MProve leverages the ring signatures to generate a proof of reserves. In simple words, it considers an anonymity set Panon\mathcal{P}_{\text{anon}} which includes Pown\mathcal{P}_{\text{own}} the set of exchange-owned addresses. To generate MProve, an exchange selects Panon={P1,P2,,Pn}\mathcal{P}_{\text{anon}} = \{P_1, P_2, \dots, P_n\} from Monero blockchain. The commitment Ci=gyihaiC_i = g^{y_i} h^{a_i} for each PiPanonP_i \in \mathcal{P}_{\text{anon}}. The exchange defines the quantity CiC_i^{\prime} as follows Ci{gziif PiPowngziCiif PiPown C_i^{\prime} \coloneqq \begin{cases} g^{z_i} & \text{if } P_i \in \mathcal{P}_{\text{own}} \\ g^{z_i}C_i & \text{if } P_i \notin \mathcal{P}_{\text{own}} \end{cases} where ziz_i is randomly chosen from Zq\mathbb{Z}_q. Further, the exchange publishes ring signatures γi i{1,,n}\gamma_i \ \forall i \in \{1, \dots, n\} verifiable by the pair of public keys (Ci,CiCi)(C_i^{\prime}, C_i^{\prime} - C_i) and linkable ring signatures σi i{1,,n}\sigma_i \ \forall i \in \{1, \dots, n\} verifiable by the pair of public keys (Pi,CiCi)(P_i, C_i^{\prime} - C_i). Each σi\sigma_i contains key-images IiI_i. These key-images help detect collusion and double spending. Checking if the published key-image doesn’t match existing key-images on the blockchain ensures that the exchange is not using an already-spent address in its proof. Thus, a typical MProve is of the form ΠM={Pi,Ci,Ci,γi,σi}i=1n \Pi_{\text{M}} = \{ P_i, C_i, C_i^{\prime}, \gamma_i, \sigma_i \}_{i=1}^{n}

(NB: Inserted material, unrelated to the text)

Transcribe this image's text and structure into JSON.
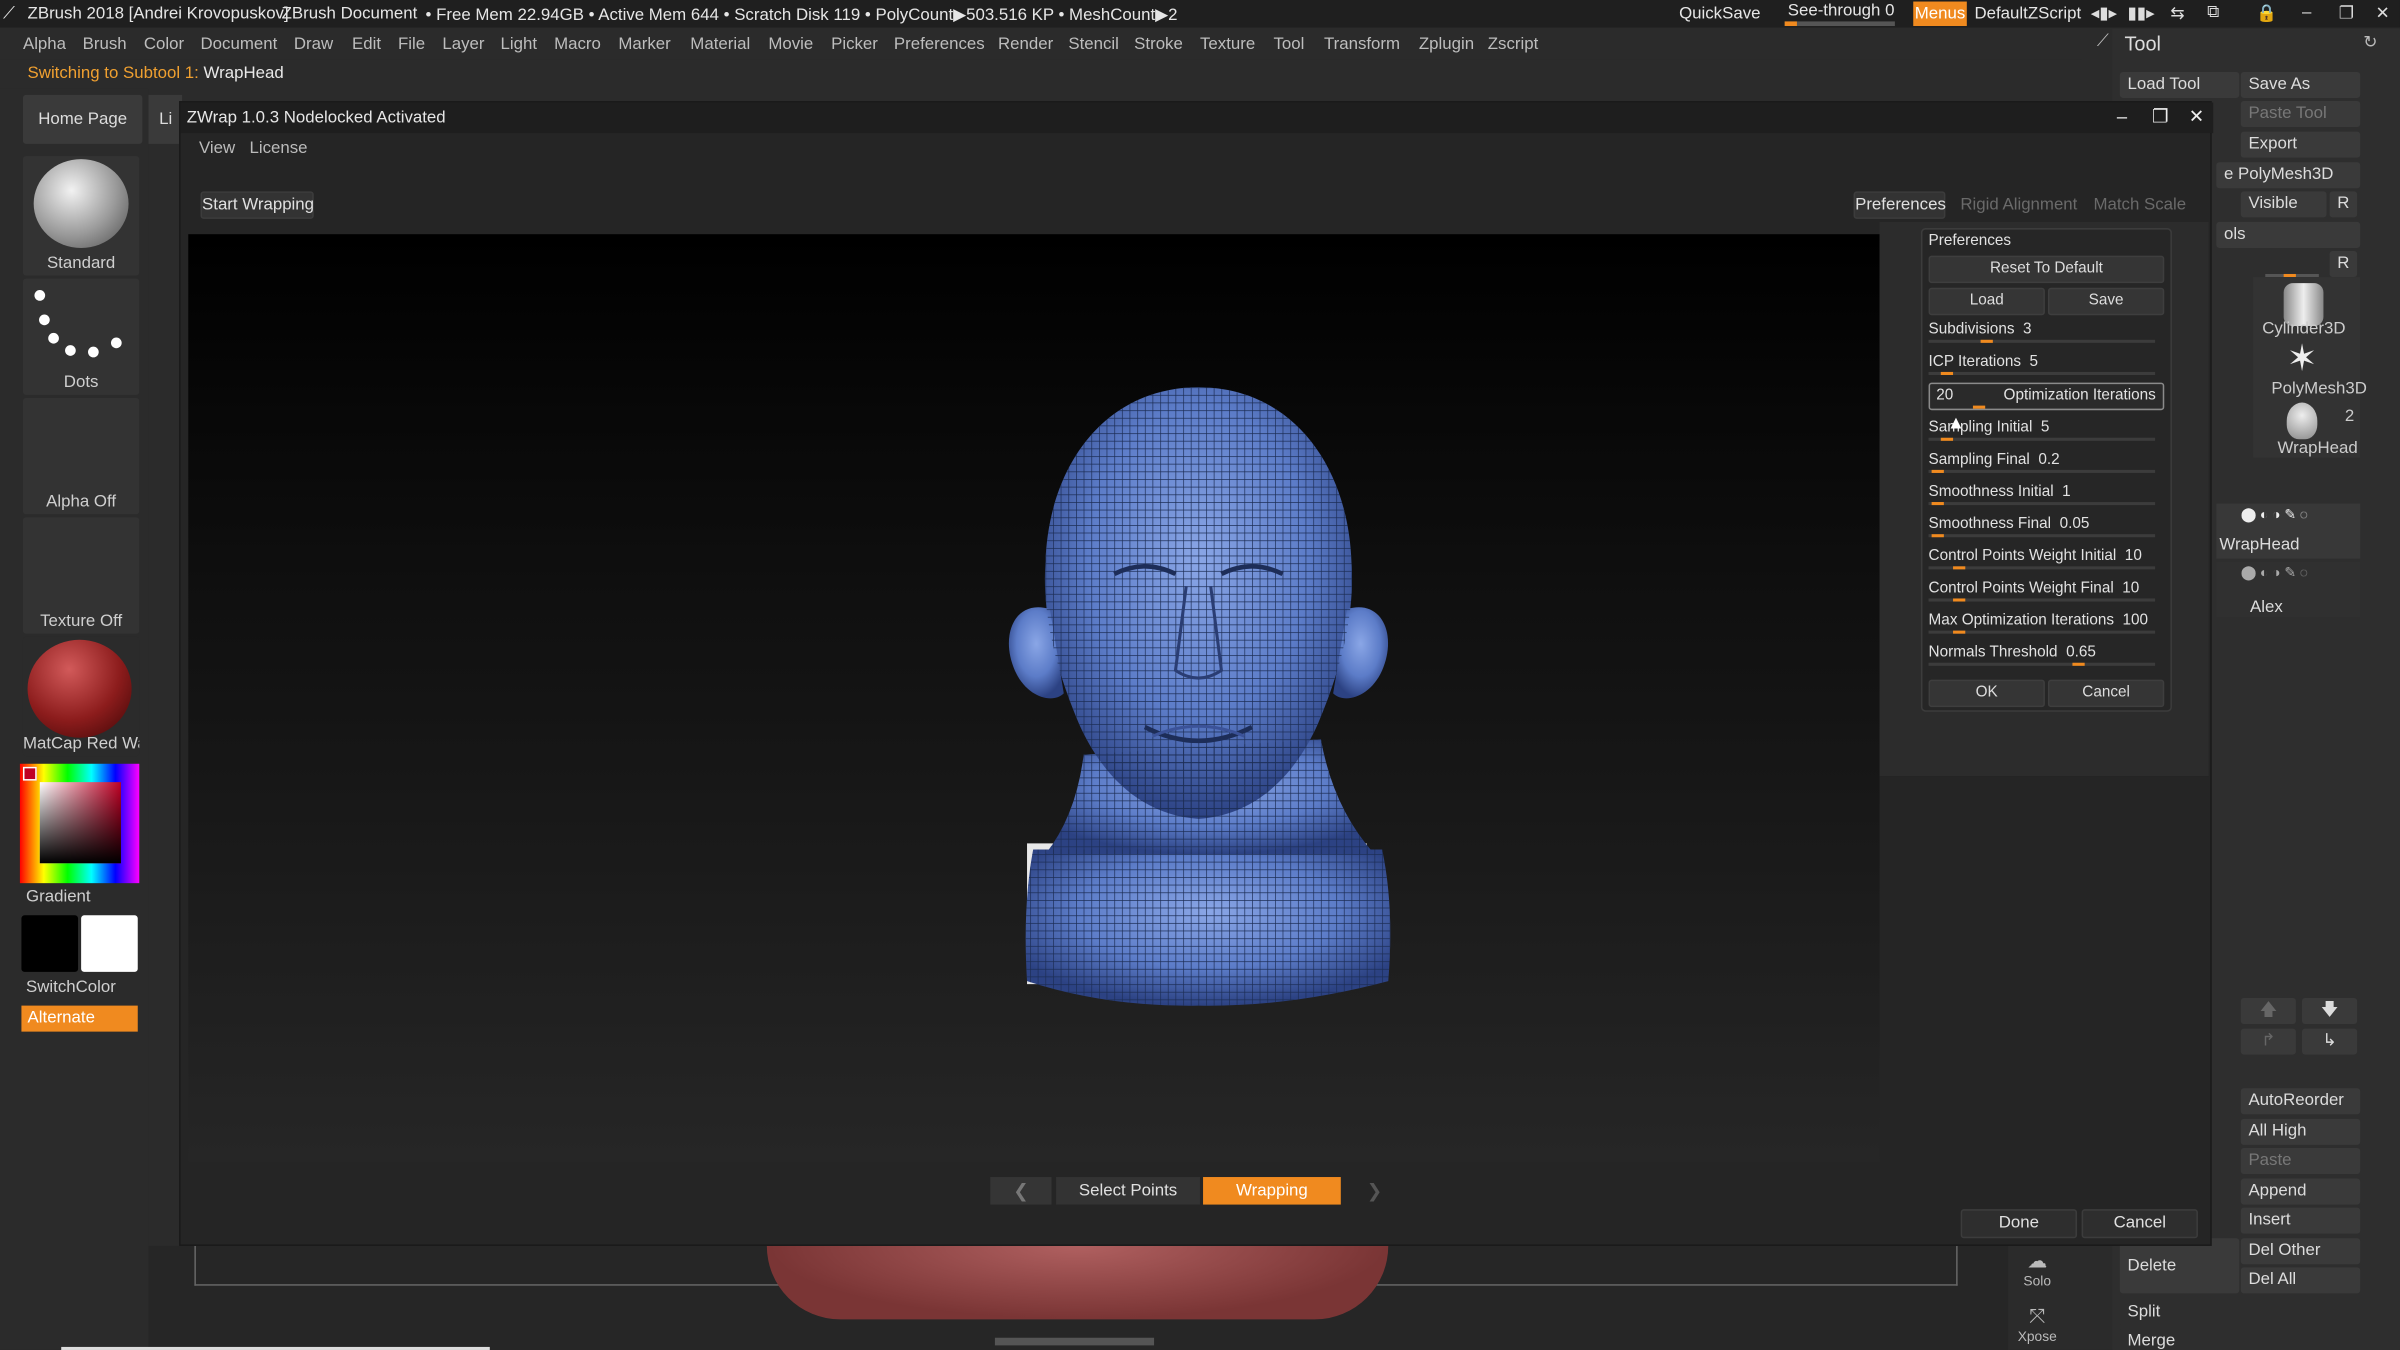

The problem is with the key-images IiI_i for ii s.t PiPownP_i \in \mathcal{P}_{\text{own}} which are a part of σi\sigma_i. Let’s say an exchange publishes a MProve proof at time t1t_1. Now if that exchange tries to spend from address PiPownP_i \in \mathcal{P}_{\text{own}} at some time t2>t1t_2 > t_1, the transaction also includes the same key-image IiI_i as the one present in the MProve proof. So, any observer will know that address PiP_i was owned by that exchange from the proof given at t1t_1. An obvious way out of this seems to change the way we define key-images in MProve. But then we won’t be able to detect double spending in that case. Revealing key-images seem to be unavoidable.

The way I thought I would solve this paradoxical situtation was to somehow prove that the key-images we generate do not use any of the private information of the existing spent addresses on the blockchain. Solving MProve drawback essentially means that we come up with an efficient proof of reserves which does two things:

  1. Checks for double spending using the already existing key images
  2. Ensure non-collusion between exchanges

Specifically, let PiP_i be a one-time address owned by the exchange with yiy_i as the secret key, and let IjI_j be a key-image from the blockchain, indicating that the funds from address PjP_j have already been spent, we have Pi=gxi, Ij=H(Pj)xj P_i = g^{x_i}, \ I_j = H(P_j)^{x_j}

If we prove, for each PiPownP_i \in \mathcal{P}_{\text{own}}, that the discrete-log of IjI_j w.r.t H(Pi)H(P_i) is not equal to the discrete-log of PiP_i w.r.t gGg \in \mathbb{G}, for each spent address PjP_j on the Monero blockchain, we are done. We can now have another definition of key-images in out proof of reserves. This fixes the paradoxical situation. Stay tuned to know how exactly we do it as we are in process of writing the manuscript of the protocol!